But he said the assault didn’t qualify under state law “due to arcane language in those statutes that do not extend hate crime enhancement to crimes committed against transgender or non-binary individuals.”

“It is, of course, appalling that some members of our community are so consumed by hate that they are provoked to violence against children. But we should extend our indignation of this attack to our state lawmakers who choose inaction on outdated state laws over justice,” Reynolds said in the statement.

La Crosse Police referred questions about the case to the La Crosse County District Attorney’s office. That office did not return requests for comment.

Kathy Flores is anti-violence program director for Diverse & Resilient, a statewide LGBTQ advocacy group. She said transgender individuals have been the least protected in the state’s LGBTQ community. And she said this issue with hate crime law is not new.

“It is really difficult to get prosecutors to put the hate crime enhancer in general on hate violence because there’s some hesitation around that. Even when there is clear-cut evidence that a hate act is the result of somebody’s perception of what that person is,” Flores said.

Flores said gender identity and gender expression are missing from that list and in the eyes of many prosecutors, that disqualifies attacks on an individual because they are transgender.

But she argues that in the incident in La Crosse, and in many other attacks, there is a case to be made that the perpetrator’s actions has more to do with their perception of the victim’s sexual orientation, not their gender identity.

“Even though the couple was trans, the fact that (Crawford) used sexual orientation language tells us that his identity of them was not as trans but as a gay couple,” Flores said.

She said changing state law and guidance from the state Department of Justice is needed to include protections for gender identity and expression. But Flores said the transgender community also needs “courageous prosecutors” to seek the highest level of protection for individuals under current law.

Alesha Schandelmeier, executive director of The Center: 7 Rivers LGBTQ Connection in La Crosse, said she’s been encouraged to see statements of support from Reynolds and local state lawmakers in the wake of what has been a “horrifying” incident for the LGBTQ community.

Schandelmeier said she hopes the situation will be an opportunity to educate people abut the current lack of protection for transgender and gender non-conforming individuals.

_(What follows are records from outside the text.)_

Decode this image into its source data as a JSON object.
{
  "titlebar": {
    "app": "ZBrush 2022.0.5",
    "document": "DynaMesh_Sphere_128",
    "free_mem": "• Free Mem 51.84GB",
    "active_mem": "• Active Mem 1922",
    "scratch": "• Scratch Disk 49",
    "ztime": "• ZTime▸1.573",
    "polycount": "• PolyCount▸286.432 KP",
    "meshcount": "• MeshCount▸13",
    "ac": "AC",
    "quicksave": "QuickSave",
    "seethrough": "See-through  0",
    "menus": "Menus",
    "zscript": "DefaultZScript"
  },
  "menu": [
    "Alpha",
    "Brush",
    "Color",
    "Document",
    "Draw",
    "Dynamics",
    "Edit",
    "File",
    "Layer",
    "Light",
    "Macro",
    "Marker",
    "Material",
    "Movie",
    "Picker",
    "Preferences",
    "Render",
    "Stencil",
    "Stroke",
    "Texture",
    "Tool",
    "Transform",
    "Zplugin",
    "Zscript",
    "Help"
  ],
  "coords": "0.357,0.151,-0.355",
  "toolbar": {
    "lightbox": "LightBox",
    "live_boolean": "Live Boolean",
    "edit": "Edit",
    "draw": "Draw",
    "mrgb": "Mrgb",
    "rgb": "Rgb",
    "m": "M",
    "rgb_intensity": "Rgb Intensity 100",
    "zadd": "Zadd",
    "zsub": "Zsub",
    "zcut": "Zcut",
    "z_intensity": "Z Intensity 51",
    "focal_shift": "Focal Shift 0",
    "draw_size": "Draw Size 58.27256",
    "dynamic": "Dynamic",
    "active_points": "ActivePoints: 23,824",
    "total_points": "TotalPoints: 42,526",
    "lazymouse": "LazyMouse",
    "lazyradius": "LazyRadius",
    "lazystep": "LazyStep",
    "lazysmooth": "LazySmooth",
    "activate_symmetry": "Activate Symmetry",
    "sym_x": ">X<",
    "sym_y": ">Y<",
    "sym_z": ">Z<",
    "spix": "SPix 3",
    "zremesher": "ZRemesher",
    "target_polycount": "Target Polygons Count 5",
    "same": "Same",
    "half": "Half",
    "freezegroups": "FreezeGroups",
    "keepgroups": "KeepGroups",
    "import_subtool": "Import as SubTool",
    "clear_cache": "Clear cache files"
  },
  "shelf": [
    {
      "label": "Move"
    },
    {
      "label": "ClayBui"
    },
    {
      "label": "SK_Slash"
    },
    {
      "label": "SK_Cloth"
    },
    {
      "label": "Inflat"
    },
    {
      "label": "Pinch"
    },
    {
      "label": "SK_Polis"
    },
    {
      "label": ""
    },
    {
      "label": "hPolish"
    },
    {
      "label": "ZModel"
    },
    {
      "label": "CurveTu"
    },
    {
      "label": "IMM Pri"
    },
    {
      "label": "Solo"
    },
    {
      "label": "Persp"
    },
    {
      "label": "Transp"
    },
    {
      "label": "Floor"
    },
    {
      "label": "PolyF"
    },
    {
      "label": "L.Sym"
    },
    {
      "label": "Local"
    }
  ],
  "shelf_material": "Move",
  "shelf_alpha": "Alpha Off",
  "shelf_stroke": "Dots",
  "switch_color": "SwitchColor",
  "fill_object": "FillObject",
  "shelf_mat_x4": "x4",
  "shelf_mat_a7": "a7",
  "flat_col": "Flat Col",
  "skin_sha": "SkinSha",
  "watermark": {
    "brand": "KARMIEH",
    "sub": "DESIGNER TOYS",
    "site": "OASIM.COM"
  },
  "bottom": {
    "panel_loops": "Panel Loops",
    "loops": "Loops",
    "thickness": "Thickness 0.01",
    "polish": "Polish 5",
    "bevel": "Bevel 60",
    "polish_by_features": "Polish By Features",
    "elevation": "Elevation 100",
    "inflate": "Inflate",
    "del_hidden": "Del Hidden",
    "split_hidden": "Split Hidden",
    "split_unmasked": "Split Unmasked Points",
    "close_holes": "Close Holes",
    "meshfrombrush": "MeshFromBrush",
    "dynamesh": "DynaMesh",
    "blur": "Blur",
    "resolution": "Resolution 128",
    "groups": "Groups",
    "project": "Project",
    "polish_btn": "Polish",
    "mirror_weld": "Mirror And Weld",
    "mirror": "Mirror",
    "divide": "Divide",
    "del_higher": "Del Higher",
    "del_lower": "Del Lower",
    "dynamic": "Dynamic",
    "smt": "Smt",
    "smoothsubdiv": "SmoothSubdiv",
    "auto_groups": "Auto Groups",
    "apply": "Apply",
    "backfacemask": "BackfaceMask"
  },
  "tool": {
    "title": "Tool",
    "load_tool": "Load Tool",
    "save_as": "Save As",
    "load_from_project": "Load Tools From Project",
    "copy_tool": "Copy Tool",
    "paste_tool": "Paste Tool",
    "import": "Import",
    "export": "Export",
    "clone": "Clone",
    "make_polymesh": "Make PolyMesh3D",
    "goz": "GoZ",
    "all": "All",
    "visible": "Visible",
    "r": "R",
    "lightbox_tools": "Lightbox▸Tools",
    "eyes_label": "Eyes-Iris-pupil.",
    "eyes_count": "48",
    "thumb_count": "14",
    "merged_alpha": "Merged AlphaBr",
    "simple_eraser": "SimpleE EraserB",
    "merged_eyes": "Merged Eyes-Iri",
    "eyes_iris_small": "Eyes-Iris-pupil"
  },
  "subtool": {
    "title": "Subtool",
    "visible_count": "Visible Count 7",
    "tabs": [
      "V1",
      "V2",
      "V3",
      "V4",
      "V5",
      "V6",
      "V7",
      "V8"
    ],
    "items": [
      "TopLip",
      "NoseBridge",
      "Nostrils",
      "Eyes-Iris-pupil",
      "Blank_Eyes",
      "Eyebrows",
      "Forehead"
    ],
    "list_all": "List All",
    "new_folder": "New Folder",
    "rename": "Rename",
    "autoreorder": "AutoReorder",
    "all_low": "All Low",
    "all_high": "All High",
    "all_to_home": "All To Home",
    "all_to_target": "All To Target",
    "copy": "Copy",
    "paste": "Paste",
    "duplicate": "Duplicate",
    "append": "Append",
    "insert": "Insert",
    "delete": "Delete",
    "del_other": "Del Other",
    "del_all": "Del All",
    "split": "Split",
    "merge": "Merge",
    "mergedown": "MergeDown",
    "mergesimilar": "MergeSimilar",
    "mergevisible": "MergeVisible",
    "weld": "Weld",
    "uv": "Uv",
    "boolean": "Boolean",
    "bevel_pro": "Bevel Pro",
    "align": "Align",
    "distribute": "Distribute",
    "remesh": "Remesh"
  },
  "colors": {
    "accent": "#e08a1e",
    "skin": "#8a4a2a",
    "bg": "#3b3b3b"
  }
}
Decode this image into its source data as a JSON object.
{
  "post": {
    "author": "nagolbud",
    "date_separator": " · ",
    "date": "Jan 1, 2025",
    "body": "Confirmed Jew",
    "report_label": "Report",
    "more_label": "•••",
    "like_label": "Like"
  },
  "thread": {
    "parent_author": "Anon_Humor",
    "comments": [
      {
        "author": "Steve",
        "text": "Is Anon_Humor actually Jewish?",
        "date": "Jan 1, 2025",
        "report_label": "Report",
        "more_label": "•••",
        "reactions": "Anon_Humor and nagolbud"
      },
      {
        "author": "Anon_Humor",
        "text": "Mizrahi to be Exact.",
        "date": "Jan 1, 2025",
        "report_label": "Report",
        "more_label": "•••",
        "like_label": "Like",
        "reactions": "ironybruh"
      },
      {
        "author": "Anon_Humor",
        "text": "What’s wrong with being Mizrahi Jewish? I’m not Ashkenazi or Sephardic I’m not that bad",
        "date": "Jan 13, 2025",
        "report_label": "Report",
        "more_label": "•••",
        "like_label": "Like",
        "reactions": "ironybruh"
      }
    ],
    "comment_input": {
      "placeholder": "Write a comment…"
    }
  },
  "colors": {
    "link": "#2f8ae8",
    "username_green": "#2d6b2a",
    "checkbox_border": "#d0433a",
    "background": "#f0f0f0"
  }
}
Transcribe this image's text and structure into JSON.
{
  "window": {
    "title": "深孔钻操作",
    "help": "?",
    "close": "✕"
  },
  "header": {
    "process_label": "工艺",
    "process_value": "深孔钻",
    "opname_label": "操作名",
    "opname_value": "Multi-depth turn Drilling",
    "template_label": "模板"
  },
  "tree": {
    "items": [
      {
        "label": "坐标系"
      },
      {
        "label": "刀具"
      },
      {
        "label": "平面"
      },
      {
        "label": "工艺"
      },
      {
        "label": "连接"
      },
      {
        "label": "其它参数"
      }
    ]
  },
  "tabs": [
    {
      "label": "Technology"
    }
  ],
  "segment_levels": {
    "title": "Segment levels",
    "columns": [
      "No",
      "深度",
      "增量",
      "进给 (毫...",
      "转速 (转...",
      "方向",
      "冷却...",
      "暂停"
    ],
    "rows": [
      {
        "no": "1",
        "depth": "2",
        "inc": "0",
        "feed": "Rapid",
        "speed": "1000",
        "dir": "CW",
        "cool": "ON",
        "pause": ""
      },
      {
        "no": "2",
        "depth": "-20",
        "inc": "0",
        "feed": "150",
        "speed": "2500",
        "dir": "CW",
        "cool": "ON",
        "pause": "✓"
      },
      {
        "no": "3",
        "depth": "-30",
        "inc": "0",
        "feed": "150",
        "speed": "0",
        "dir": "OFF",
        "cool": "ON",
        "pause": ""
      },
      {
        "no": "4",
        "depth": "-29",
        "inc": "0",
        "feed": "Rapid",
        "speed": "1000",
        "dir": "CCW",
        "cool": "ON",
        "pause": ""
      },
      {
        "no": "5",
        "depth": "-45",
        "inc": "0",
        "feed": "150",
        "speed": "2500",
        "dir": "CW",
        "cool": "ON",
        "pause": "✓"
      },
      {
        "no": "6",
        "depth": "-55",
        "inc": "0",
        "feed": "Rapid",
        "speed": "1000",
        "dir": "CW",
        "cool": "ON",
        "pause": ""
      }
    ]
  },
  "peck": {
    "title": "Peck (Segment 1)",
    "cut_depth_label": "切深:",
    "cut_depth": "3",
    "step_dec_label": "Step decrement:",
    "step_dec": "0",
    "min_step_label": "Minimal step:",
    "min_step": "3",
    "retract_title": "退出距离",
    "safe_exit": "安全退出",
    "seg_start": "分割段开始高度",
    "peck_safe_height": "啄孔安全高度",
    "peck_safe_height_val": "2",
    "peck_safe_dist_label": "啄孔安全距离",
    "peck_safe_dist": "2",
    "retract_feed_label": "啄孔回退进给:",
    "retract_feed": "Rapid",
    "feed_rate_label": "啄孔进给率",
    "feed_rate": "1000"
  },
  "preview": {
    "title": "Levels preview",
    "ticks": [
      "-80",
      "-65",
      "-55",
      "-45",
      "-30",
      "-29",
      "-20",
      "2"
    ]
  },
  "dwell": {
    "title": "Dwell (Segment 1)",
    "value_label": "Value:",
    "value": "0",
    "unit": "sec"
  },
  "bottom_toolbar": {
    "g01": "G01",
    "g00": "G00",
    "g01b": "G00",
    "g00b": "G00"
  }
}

“It really boils down to the amount of hate that lingers for people that ‘aren’t like us.’ And I really think that hate stems from ignorance,” Schandelmeier said. “We need to get out there and educate people. They need to know that these sorts of things aren’t covered under hate crimes, that these sorts of things happen every day.”

She said she feels the issue has been largely ignored because of the lack of understanding from the general public about the difference between sexual orientation and gender identity.